As part of the project evaluation, and understanding the worth of the process, we will, of course, be following up with individuals to find out how they felt about their experience of being involved in the project, to understand if they felt differently after having gone through the asset mapping process and to determine any changes they might have made as a result of this. A full report will be available in due course.

We are also working together with the Connections (The Richmond Fellowship) peer-support group to develop the next prototype of the digital tool, ensuring that people who use services are at the centre of the development process.

We’d like to thank all of the people who were involved in testing the tool and process in practice – your hard work, commitment and openness has made the project possible.

The assets of individuals

Many times in trying to solve a problem, we start with a ‘needs assessment’. This will generally identify the problem that exists and will set about a way to finding a route for which to meet the identified needs.
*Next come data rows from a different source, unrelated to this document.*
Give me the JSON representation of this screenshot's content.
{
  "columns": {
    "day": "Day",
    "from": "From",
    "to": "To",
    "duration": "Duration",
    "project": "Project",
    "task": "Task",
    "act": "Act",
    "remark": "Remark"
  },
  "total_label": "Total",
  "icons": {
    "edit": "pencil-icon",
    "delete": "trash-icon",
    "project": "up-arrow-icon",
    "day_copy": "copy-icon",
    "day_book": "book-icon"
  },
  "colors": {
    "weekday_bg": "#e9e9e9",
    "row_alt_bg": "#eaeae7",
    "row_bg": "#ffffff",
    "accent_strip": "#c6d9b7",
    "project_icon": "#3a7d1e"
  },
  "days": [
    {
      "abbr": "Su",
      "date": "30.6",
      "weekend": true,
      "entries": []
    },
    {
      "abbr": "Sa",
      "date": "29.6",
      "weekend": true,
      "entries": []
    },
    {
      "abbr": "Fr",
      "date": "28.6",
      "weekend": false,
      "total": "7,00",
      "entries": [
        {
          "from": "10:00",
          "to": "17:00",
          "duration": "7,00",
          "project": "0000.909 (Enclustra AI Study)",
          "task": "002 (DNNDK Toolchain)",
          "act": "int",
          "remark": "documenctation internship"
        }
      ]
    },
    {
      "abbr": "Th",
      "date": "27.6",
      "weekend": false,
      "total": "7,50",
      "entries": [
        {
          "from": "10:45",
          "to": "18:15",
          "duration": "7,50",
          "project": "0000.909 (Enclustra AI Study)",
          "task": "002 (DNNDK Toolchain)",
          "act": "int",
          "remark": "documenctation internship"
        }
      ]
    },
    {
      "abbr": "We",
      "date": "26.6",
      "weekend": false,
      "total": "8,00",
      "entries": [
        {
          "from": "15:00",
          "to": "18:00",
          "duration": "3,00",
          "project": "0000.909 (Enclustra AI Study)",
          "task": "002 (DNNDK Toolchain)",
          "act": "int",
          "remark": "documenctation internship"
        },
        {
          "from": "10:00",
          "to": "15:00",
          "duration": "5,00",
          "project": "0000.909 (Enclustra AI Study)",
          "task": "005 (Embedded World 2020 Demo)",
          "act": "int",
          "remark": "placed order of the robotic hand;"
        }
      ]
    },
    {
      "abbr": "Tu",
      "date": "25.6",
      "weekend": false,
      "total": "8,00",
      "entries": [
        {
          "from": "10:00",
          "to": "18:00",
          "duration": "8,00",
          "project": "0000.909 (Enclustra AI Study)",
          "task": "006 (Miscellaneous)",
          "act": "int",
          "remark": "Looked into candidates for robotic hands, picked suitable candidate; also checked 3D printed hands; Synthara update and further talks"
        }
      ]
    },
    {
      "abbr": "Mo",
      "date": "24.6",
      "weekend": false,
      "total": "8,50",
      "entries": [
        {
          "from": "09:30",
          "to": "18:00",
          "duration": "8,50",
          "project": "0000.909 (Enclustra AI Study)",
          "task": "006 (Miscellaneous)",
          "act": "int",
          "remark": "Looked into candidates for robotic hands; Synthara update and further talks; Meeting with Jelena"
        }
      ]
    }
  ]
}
Using this approach means that there is a tendency to focus on the shortcomings of individuals, since it identifies the problems before the strengths.

A needs focus can sometimes make us feel overwhelmed, resigned, hopeless. Focusing on the positive – on people’s strengths can allow us to feel energised and hopeful, even.

Over the course of the project we’ve been speaking to people who have experienced mental health problems on a 1-1* basis – asking them what exisits in their lives that helps their well-being. We did this because we wanted to help them to map the assets that they had within themselves, and within their networks that might help them to keep well.

We did this using many of the same techniques described in previous posts for community asset mapping – but with a definite focus on the individual, their likes and dislikes, their friends and family and their situation overall. This links very much into the Wellness and Recovery Action Plan (WRAP) idea of creating a ‘wellness toolkit’.

I was quite weary of undertaking these exercises at first, because I was worried that people might not be able to see the positive things that they had in their life, and that going through the process might be upsetting. I was wrong.

Having conducted 10 of these discussions with a range of different people, the view is that people found it overwhelmingly positive. There was nothing new to the types of conversations that the practitioner and I were having with them, but mapping things out in a visual way that could be recorded and considered had some really encouraging effects.

Practitioners were able to tackle problems that they’d been discussing for quite some time in a new way and were able to identify factors/issues that they could work on with the individuals quite readily. Service users noted that the process was useful in really thinking about what is important and recording it so that it could be reflected upon at a later date when they were feeling less well (or indeed more well). They were also clear that the visual aspect of it was really good – to be able to literally see what they have (and how much they have) was really powerful.

Here are some examples of the maps we created (highlighting the different methods that we used):

 

Reflections

This type of planning won’t be suitable for everyone, all of the time. For the use of the tool/process to be effective, it will need to be done when the person is feeling well.
What worked best was when there was a good relationship with the practitioner and the service user – it meant that people really thought through the process, rather than coming up with superficial answers.

It also worked well when we tried out these approaches in a group – people were able to spark ideas off of one another and to think about different areas of their lives by being prompted by their peers. Some people were quite overwhelmed by the experience, though, and it is important to ensure that people are comfortable and made aware of what the activity is and how it can help them.

All thoughts welcome.

*1-1 basis isn’t strictly true, because many of the discussions we had for the project were helpfully facilitated by trained practitioners. Many thanks to the staff who helped facilitate these discussions!